Mirage protects the LAN

Dec 01, 20033 mins
Network SecurityViruses

Mirage Networks is wheeling out an appliance designed to halt quick-spreading, LAN-based worms and viruses by neutralizing individual infected machines rather than cordoning off entire parts of affected networks.

Mirage Networks is wheeling out an appliance designed to halt quick-spreading, LAN-based worms and viruses by neutralizing individual infected machines rather than cordoning off entire parts of affected networks.

Called the Mi40 Inverted Firewall, the device intercepts attacks by responding as if it is the targeted host so further attempts never reach the targeted machines. This cuts off the attack without disrupting network access for other devices.

While competitor Silicon Defense performs similar functions, Mirage says its Inverted Firewall can block attacks host-by-host without shutting down access to entire subnets. The Mi40 can intercept traffic from the specific IP ports generating the suspect traffic, making it possible to block the attack but still use the infected machine safely. “They can still do other work on that machine, but it denies the worm the ability to do its damage,” says Michael Disabato, an analyst with Burton Group.

Inverted Firewall connects to mirroring ports on up to four LAN switches at a time, monitoring all their traffic for signs of possible intrusions. These include attempts to reach unassigned IP addresses (something worms do to scan for vulnerable machines), improperly configured packet headers and sudden spikes in the number of IP addresses with which a host tries to talk.

If it suspects an attack against an active IP address, it redirects the attack to itself and drops the traffic. If the suspicious behavior stops and a preset time interval elapses, Inverted Firewall stops intercepting traffic from the suspect machine. The Inverted Firewall also responds to attempts to reach unassigned IP addresses, tying up all the attack threads from the infected host.

Answering messages sent to unassigned IP addresses also can work as an early warning system, says Mark Wilkinson, Mirage CTO and a co-founder of the 2-year-old start-up. Unassigned addresses have a better chance of being hit first or early in an attack that is probing random IP addresses.

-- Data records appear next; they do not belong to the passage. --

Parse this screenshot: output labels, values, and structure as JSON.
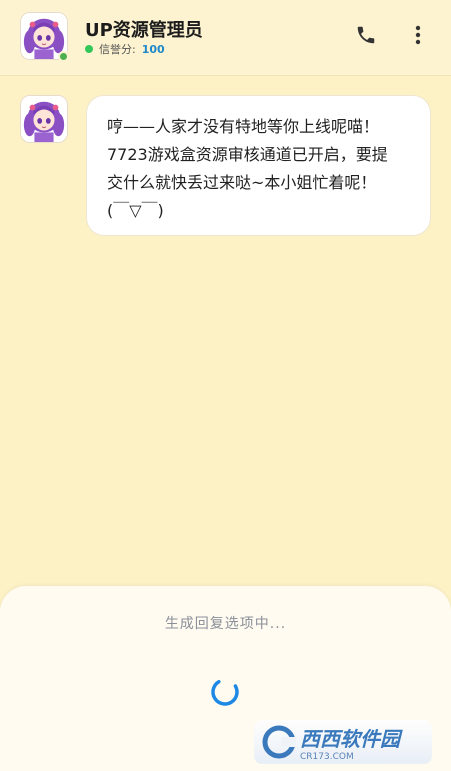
{
  "header": {
    "title": "UP资源管理员",
    "reputation_label": "信誉分:",
    "reputation_value": "100",
    "phone_icon": "phone-icon",
    "more_icon": "more-vertical-icon"
  },
  "message": {
    "lines": [
      "哼——人家才没有特地等你上线呢喵！",
      "7723游戏盒资源审核通道已开启，要提",
      "交什么就快丢过来哒~本小姐忙着呢！",
      "(￣▽￣)"
    ]
  },
  "panel": {
    "status": "生成回复选项中..."
  },
  "watermark": {
    "main": "西西软件园",
    "sub": "CR173.COM"
  },
  "colors": {
    "background": "#fdf1c6",
    "accent_blue": "#1e88c9",
    "online_green": "#34c759"
  }
}
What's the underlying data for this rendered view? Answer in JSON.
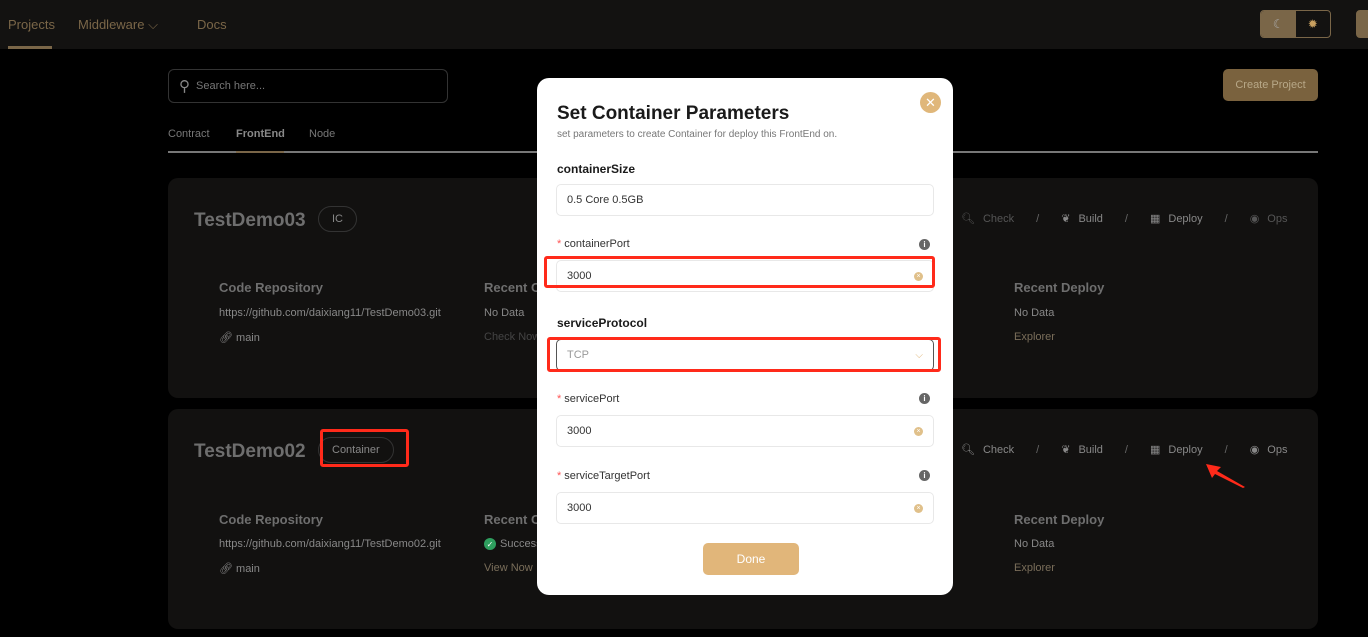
{
  "nav": {
    "items": [
      "Projects",
      "Middleware",
      "Docs"
    ],
    "active": "Projects"
  },
  "theme": {
    "dark_icon": "moon-icon",
    "light_icon": "sun-icon"
  },
  "search": {
    "placeholder": "Search here..."
  },
  "create_label": "Create Project",
  "tabs": [
    "Contract",
    "FrontEnd",
    "Node"
  ],
  "active_tab": "FrontEnd",
  "actions": [
    "Check",
    "Build",
    "Deploy",
    "Ops"
  ],
  "projects": [
    {
      "name": "TestDemo03",
      "badge": "IC",
      "repo_heading": "Code Repository",
      "repo": "https://github.com/daixiang11/TestDemo03.git",
      "branch": "main",
      "check_heading": "Recent C",
      "check_status": "No Data",
      "check_link": "Check Now",
      "deploy_heading": "Recent Deploy",
      "deploy_status": "No Data",
      "deploy_link": "Explorer"
    },
    {
      "name": "TestDemo02",
      "badge": "Container",
      "repo_heading": "Code Repository",
      "repo": "https://github.com/daixiang11/TestDemo02.git",
      "branch": "main",
      "check_heading": "Recent C",
      "check_status": "Success",
      "check_link": "View Now",
      "deploy_heading": "Recent Deploy",
      "deploy_status": "No Data",
      "deploy_link": "Explorer"
    }
  ],
  "modal": {
    "title": "Set Container Parameters",
    "subtitle": "set parameters to create Container for deploy this FrontEnd on.",
    "containerSize_label": "containerSize",
    "containerSize_value": "0.5 Core 0.5GB",
    "containerPort_label": "containerPort",
    "containerPort_value": "3000",
    "serviceProtocol_label": "serviceProtocol",
    "serviceProtocol_value": "TCP",
    "servicePort_label": "servicePort",
    "servicePort_value": "3000",
    "serviceTargetPort_label": "serviceTargetPort",
    "serviceTargetPort_value": "3000",
    "done_label": "Done"
  },
  "colors": {
    "accent": "#e1b67a",
    "nav_accent": "#7a6648",
    "annotation": "#ff2a1a",
    "success": "#2e9e5e"
  }
}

That is because 80% or more of private IP addresses are unassigned in most corporate networks, he says.

Location:Austin, Texas
Founded:October 2001
Founders:Mark Wilkinson, CTO; Ron Miller, vice president of testing and problem resolution.
Product:Mi40 Inverted Firewall.
Financing:$8 million from CenterPoint Ventures and Adams Capital Management.
Competitors:Silicon Defense, TippingPoint Technologies, IntruVert Networks, OneSecure, Check Point.
Employees: 30

Competing security vendors include NetScreen Technologies and IntruVert Networks, but they are focused more on stopping incursions entering from the WAN.

Inverted Firewall differs from some other intrusion-protection and -detection devices in that it does not sit in-line with traffic, meaning that it does not slow traffic as it works, nor does it block traffic if it crashes.

It also differs in that it bases detection solely on rules about the behavior of network devices, not packet-level signatures. The Mi40 learns patterns of normal network traffic over time, helping it decide what is suspect traffic.

Mi40 Inverted Firewall is expected to be available in the middle of this month and costs $12,000.